So to conclude, Washington’s communing was not nearly as important as Washington’s view of the tyranny of the King of England, but it is a faulty understanding of our nation’s origins to not see, no pun intended, the communion between the Eucharist and the revolution in the life of our founding father, George Washington."


You can read Dr Lillback's bio here. His book, George Washinton's Sacred Fire recently catapulted to number 1 on amazon.com's website after his appearance on The Glenn Beck Show.

8 comments:

AC Jones said...

That's a really good excerpt you pulled from the book. Appreciate it.

JD Curtis said...

Thanks for your comment AC. It's actually found on Lillback's blog which I link to on the right side. (Providence Forum)

It looks like he started a few different interesting threads over there and I think I will be a regular on his blog given my keen interest in the subject matter he relates.

photogr said...

I think it is a mute point on Washington taking comunion in a church. The fact remains he was a follower of the faith before and after the Revolution. The difference between the US and the UK is in the US, the church was not dictated by the government and had no political powers. During that time the UK church had expansive political powers in the government. Thus the separation of the church and the state rule was invented here in the US to prevent that quagmire.

SmartLX said...

The impression I've always had, even from church-state separatists, is that Washington was one of the more religious founding fathers. It's Jefferson that the Texas Board of Education is trying to de-emphasise in history class, not Washington.

JD Curtis said...

I decided to address President Jefferson in a seperate entry.

IlĂ­on said...

"who's" and "it's"

You may take this as pointless sniping. I hope not, yet if you do ...

The words 'who's' and 'it's' are not the possessive case for 'who' and 'it,' they are contractions for 'who is' and 'it is' -- the possessive for these words are 'whose' and 'its.'

Oddly enough, the persons who write 'who's' and 'it's' when they ought to write 'whose' and 'its' almost invariably write 'whose' and 'its' when they ooght to write 'who's' and 'it's.'

JD Curtis said...

I admit that my spelling can be atrocious at times. I actually appreciate your above entry in that it might help eliminate errors in the future.

King of Ireland said...

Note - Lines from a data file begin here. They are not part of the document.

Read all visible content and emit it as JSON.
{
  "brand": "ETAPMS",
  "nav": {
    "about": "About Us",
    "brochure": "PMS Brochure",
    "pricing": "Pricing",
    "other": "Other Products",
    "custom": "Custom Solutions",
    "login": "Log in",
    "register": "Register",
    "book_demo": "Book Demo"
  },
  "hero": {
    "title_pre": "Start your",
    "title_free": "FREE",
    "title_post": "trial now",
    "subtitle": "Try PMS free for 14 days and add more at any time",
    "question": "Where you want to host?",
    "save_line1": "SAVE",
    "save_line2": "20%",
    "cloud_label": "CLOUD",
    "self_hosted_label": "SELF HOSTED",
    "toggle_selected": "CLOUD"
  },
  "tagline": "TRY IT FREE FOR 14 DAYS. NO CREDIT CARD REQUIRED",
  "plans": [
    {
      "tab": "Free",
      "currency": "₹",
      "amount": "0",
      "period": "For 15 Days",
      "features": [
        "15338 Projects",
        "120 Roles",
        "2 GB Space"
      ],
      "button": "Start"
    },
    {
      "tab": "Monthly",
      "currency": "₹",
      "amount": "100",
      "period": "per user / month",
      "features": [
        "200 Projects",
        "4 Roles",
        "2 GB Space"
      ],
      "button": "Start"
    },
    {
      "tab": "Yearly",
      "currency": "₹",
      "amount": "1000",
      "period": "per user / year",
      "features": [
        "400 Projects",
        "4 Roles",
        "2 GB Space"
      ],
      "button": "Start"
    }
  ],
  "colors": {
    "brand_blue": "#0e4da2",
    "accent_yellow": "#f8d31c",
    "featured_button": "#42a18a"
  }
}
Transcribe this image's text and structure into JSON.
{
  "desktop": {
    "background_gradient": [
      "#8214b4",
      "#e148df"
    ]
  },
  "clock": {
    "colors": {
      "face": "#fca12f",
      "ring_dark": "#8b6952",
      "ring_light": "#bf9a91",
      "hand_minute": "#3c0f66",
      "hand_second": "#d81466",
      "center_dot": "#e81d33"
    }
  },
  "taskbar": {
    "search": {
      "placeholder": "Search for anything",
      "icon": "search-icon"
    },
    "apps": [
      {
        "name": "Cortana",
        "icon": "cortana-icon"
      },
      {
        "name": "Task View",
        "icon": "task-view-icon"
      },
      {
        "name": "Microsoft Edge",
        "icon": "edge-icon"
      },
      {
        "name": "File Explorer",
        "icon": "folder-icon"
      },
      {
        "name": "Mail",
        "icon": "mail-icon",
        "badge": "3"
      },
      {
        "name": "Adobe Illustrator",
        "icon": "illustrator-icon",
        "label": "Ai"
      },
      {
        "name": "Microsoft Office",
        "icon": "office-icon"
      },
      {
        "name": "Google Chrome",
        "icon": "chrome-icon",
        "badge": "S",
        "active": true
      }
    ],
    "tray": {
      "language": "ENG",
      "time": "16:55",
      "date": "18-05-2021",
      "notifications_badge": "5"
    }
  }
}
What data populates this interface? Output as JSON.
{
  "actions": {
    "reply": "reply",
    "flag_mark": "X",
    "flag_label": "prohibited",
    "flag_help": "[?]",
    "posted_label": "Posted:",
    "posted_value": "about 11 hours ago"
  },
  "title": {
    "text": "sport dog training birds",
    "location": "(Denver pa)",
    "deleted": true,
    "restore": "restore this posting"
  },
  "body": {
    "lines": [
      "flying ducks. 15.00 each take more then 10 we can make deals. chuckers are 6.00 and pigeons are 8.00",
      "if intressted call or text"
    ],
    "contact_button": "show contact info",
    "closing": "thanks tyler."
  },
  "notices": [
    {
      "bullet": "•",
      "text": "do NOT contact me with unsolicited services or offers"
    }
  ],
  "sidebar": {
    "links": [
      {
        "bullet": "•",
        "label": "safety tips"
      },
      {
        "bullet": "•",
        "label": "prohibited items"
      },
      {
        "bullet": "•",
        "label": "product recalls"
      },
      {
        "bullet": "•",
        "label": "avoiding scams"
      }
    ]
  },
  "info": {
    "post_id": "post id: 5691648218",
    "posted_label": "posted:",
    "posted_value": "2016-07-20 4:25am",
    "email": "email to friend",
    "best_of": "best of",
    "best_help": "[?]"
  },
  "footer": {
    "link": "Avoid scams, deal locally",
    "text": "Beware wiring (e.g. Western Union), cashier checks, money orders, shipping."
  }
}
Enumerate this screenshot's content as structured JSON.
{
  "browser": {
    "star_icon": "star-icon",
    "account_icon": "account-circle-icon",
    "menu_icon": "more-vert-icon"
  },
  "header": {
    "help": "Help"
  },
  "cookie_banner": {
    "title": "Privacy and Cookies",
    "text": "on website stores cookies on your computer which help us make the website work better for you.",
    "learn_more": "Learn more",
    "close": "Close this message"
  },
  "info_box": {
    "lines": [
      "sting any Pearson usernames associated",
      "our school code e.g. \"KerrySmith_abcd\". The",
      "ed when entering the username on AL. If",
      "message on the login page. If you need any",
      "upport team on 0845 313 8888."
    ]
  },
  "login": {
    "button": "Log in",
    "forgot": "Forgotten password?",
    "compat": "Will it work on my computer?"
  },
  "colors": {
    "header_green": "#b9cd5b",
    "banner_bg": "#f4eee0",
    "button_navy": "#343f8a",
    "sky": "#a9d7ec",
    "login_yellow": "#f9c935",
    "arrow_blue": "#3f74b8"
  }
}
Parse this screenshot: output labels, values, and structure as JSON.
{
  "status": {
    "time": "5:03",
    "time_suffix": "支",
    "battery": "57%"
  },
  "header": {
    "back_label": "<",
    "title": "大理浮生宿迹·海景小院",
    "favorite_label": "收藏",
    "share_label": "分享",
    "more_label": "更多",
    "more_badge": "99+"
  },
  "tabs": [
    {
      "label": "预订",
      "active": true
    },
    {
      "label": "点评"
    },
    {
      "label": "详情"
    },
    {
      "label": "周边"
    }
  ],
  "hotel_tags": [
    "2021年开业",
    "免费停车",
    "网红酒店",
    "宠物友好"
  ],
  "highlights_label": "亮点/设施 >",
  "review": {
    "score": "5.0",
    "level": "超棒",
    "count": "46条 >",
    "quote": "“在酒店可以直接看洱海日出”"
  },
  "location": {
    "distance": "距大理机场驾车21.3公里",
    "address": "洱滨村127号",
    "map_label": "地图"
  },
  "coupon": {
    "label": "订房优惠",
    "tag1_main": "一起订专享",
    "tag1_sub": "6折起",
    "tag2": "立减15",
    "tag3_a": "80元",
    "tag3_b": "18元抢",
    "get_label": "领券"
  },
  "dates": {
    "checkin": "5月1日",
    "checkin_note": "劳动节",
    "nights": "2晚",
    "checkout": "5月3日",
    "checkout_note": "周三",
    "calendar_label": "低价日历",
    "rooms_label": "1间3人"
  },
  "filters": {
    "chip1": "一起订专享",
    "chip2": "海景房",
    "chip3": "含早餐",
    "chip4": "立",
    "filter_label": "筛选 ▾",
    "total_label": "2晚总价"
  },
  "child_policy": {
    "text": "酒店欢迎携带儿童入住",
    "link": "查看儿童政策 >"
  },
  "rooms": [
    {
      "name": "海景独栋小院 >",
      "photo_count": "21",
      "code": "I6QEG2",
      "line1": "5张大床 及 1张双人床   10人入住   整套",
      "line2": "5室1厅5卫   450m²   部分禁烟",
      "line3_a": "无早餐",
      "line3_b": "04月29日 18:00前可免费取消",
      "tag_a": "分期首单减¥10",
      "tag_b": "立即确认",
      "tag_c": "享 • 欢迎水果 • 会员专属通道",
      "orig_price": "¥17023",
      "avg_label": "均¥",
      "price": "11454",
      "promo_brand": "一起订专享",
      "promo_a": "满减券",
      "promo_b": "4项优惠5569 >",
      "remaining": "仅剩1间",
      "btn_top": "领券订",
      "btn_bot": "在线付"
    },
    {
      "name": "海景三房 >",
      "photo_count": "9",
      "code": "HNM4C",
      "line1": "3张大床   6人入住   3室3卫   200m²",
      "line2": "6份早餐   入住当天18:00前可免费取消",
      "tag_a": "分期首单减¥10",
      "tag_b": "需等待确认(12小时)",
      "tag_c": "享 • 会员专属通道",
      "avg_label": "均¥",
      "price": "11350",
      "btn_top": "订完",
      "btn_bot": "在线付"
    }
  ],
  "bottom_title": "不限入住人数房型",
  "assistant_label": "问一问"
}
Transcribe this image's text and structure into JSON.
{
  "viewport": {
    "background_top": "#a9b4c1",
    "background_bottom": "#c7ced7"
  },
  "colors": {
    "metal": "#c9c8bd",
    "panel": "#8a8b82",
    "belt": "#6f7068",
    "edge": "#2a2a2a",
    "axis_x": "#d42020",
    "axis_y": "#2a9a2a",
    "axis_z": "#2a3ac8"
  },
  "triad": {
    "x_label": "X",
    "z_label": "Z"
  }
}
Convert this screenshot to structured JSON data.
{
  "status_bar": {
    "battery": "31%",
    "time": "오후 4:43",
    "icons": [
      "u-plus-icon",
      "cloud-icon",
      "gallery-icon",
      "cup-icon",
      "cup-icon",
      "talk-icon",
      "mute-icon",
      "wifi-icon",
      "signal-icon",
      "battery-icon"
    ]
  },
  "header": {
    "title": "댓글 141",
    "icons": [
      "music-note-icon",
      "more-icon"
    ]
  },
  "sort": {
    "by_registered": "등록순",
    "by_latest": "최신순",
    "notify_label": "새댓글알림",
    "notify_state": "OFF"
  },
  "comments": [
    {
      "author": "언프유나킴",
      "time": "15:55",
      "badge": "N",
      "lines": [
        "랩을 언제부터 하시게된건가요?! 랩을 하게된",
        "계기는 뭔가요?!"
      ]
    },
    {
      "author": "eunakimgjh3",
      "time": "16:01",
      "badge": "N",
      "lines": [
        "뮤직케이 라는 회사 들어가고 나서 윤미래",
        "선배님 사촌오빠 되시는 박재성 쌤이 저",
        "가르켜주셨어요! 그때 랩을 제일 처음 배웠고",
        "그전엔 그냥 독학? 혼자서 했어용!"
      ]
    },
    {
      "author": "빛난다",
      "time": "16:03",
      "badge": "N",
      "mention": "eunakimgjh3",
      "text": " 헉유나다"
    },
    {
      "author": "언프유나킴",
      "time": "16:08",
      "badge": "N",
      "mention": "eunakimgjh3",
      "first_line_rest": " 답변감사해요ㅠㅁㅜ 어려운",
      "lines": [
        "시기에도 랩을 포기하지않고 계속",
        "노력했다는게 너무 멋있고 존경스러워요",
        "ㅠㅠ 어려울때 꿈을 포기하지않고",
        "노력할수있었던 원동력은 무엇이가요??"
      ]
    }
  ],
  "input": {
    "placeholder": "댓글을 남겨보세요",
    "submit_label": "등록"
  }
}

This blog post may help answer the question you pose in your title which I assume was taken from my post linked at Dr. Lillback's blog:

http://americancreation.blogspot.com/2010/07/does-it-really-matter-if-george.html

I am not an atheist at all. I am a Christian.